While RADwood has gone on to span various parts of the country in its five-year history, one of its signature annual events is held in Southern California. This year, for the second time in a row, the American Honda headquarters in Torrance hosted the event. I registered my 1994 Acura Legend GS six-speed sedan as part of the “Royalty” contingent because its higher $100 entry fee meant more prominent parking and earlier roll-in.
The journey began on the western outskirts of Phoenix, where I met up with fellow RAD road-trippers in a 1987 Honda Civic Si, a 1989 Mazda MPV, a 1989 Mazda MX-6, a 1993 Honda Accord coupe, a 1989 Acura Integra LS, and a 1998 Ford Contour SVT. Fellow motorists and bystanders enjoyed seeing us along Interstate 10 for the 400-mile trek, I’m sure. We paused for a group photo at an abandoned gas station in Desert Center, California.
American Honda’s campus in Torrance was the perfect venue for the program. The music, fashion, and pop culture of the 1980s was alive and well, with hits from Madonna and Duran Duran setting the mood over the grounds. My friend Becky had her hair crimped for the occasion, and others dressed in leggings or track suits. Honda’s hospitality included food trucks, entertainment, and posters. I took the opportunity to wander the grounds and reconnect with many friends – many of whom I hadn’t seen since the RADwood show a year ago. Some of my favorite cars included an original and well-preserved Infiniti Q45, a 1993 Mercedes-Benz 500SL with a rare five-speed manual transmission, and very clean FJ80-series Toyota Land Cruiser.
On display during the show was Honda’s latest iteration of the venerable Civic Type R. A long-time tuner favorite, the Type R was available in Europe long before it first came to the United States in 2017. Since then, it has become a popular platform for performance upgrades and customization, akin to a modern-day muscle car. The all-new 2023 model year Type R will come with a turbocharged 2.0-liter, 315-horsepower engine.

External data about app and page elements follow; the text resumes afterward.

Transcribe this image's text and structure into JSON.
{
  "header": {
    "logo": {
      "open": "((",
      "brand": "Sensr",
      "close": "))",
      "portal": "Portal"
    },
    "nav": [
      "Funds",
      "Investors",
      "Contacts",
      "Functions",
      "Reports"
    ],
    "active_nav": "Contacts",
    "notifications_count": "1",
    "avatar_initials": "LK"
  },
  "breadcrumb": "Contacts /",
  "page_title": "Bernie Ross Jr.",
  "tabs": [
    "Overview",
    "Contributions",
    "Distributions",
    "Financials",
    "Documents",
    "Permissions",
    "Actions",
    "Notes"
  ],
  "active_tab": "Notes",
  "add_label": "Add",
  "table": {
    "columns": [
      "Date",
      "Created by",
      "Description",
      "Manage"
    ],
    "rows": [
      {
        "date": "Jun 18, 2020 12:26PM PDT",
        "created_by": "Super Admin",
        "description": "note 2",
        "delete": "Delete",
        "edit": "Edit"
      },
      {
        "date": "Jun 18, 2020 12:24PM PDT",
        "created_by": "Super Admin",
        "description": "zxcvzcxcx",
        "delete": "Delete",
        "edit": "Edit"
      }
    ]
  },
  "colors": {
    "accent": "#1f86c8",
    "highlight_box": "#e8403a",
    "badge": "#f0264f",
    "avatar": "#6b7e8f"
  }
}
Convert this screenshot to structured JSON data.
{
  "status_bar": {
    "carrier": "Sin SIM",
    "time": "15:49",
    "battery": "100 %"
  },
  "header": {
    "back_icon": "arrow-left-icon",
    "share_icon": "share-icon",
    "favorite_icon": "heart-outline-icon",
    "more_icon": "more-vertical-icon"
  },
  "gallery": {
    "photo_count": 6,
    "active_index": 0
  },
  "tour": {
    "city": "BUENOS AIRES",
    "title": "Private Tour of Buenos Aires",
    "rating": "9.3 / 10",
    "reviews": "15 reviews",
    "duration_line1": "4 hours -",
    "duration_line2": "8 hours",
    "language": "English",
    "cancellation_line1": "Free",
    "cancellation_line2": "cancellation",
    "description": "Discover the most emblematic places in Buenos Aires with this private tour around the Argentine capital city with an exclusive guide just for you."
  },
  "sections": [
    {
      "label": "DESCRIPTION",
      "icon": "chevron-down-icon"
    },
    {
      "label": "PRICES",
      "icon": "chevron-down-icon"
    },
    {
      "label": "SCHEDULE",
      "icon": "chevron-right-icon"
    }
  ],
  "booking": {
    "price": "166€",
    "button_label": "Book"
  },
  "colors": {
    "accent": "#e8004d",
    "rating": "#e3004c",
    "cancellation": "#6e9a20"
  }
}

RADwood leader Art Cervantes took the stage later that afternoon to help conduct an awards ceremony. In addition to distributing awards for the top cars in various categories, special recognition was also given to the “raddest dressed,” which went to a couple dressed in what looked to be period-correct prom attire. Best of show went to an incredibly rare (and very deserving) white 1998 Ford Explorer Saleen XP8 driven by Nick Roshon.
My 800-mile round-trip journey was 100% worth the effort and expense. I’m eager to see how RADwood grows and evolves in the coming years. Stay tuned to the RADwood website for a calendar of upcoming events.